επανορθωσιν noun - accusative singular feminine
epanorthosis ep-an-or'-tho-sis: a straightening up again, i.e. (figuratively) rectification (reformation) -- correction.

προς preposition
pros pros: a preposition of direction; forward to, i.e. toward

παιδειαν noun - accusative singular feminine
paideia pahee-di'-ah: tutorage, i.e. education or training; by implication, disciplinary correction -- chastening, chastisement, instruction, nurture.

την definite article - accusative singular feminine
ho ho: the definite article; the (sometimes to be supplied, at others omitted, in English idiom) -- the, this, that, one, he, she, it, etc.

εν preposition
en en: in, at, (up-)on, by, etc.

δικαιοσυνη noun - dative singular feminine
dikaiosune dik-ah-yos-oo'-nay: equity (of character or act); specially (Christian) justification -- righteousness.

This was the text we looked at in our school Scripture Union group a while ago. The teaching of scripture is moral (i.e. doctrinal - intended to impact upon and improve the way we live. The propositions which give this view weight are linked by the preposition "pros", which serves to intensify the idea of teaching being something which results in uprightness of life by stages:

1) teaching - διδασκαλιαν formative instruction, God-breathed... In the beginning GOD spoke to create. In the beginning was the word, and the word was with God and the word was God. Similarly, God speaks to create what he commands. Here is how he does it in a Christian's life.
2) reproof - ie pointing out what is going wrong in a life. RED.
3) correction - ie putting what is going wrong, right! AMBER.
4) building up in righteousness - ie now that the base is secure, actually moving onward. GREEN.

Note that it is a circular argument to say that scripture is God-breathed because it says so in scripture. (It is internally contingent, in other words.) This does not mean it is wrong, merely that it is reflexive. Any number of observed situations contain similarly circular sentiments, but may be just as true, even though they aren't susceptible of external verification.
EG: I say it is good to be alive. It's good to be alive because I'm saying it is, and I'm alive to say that it's good to be alive... That's not objectively provable either, but it may still be a true statement.

Christy said...

God can NOT lie! AMEN! That's all I need to know.

Terry said...

Thanks for the comments, Ed and Christy. I appreciate the thought that you put into it, Ed. And I completely agree with your analysis, Christy. Thanks for taking the time to post a comment here!
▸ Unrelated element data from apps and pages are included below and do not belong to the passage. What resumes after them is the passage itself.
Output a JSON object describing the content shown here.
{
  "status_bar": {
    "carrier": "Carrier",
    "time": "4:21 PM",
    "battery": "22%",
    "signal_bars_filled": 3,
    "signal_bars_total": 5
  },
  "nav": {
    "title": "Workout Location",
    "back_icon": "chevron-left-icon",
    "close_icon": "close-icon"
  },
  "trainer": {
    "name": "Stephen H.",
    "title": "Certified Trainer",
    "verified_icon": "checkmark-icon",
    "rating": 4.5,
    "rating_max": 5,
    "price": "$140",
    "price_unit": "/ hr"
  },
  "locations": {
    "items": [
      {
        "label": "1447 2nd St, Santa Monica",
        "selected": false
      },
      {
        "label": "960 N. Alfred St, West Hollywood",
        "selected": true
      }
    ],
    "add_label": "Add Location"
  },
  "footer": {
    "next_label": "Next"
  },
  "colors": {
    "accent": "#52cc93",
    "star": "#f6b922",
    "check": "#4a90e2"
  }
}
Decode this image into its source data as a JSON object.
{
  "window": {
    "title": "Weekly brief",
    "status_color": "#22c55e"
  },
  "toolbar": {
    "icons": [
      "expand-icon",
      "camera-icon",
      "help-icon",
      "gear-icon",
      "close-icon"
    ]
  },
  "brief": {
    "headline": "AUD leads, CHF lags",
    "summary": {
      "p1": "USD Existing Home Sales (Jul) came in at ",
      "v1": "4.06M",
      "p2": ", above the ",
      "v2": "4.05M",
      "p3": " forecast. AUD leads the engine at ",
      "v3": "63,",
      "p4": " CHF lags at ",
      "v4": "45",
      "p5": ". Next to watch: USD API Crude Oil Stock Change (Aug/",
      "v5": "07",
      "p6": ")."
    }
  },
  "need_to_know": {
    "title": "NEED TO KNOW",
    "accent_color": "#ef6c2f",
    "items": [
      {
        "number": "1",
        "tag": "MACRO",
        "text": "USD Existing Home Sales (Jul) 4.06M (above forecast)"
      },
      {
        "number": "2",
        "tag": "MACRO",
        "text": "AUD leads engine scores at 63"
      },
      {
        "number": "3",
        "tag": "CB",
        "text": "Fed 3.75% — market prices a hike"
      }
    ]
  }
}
DMH said...
This comment has been removed by the author.
DMH said...

"In short, we believe the Bible in its original writings to be completely truthful, trustworthy, accurate, and reliable"

I used to believe this too. I would've staked my life upon it. I was curious if you believe in the accuracy and trustworthiness of the bible only because that is what it says about itself (i.e. 2 Tim 3:16) or do you have further proof of its reliability? Just because the bible claims itself to be trustworthy, is that enough for you? Thank you for your response.

Terry said...

Thanks for the question. It deserves a good answer, so I will post a response within a few days. Since I'm not a scholar, my response may disappoint you because of its simplicity, but I will do my best to explain why I came to believe the Scriptures and how that led me to believe in Christ and to become a Christian.

I looked at your blog before responding to your comment, and I saw that you have become disillusioned with God (and possibly Christians). I'm not sure that I can help much (especially since I don't know the context of your disillusionment), but I assure you that I will not try to attack you for doubting God and Christianity. If I am unable to help, please keep questioning people who may be more knowledgable.